↓

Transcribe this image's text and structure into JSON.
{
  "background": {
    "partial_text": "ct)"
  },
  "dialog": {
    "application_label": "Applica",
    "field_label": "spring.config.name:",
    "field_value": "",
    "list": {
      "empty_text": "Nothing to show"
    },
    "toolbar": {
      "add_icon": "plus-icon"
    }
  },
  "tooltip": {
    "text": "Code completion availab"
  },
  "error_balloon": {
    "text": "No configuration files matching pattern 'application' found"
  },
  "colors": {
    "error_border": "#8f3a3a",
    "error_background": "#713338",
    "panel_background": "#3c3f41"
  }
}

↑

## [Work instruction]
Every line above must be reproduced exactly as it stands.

## [Response to this task]
Transcribe this image's text and structure into JSON.
{
  "background": {
    "partial_text": "ct)"
  },
  "dialog": {
    "application_label": "Applica",
    "field_label": "spring.config.name:",
    "field_value": "",
    "list": {
      "empty_text": "Nothing to show"
    },
    "toolbar": {
      "add_icon": "plus-icon"
    }
  },
  "tooltip": {
    "text": "Code completion availab"
  },
  "error_balloon": {
    "text": "No configuration files matching pattern 'application' found"
  },
  "colors": {
    "error_border": "#8f3a3a",
    "error_background": "#713338",
    "panel_background": "#3c3f41"
  }
}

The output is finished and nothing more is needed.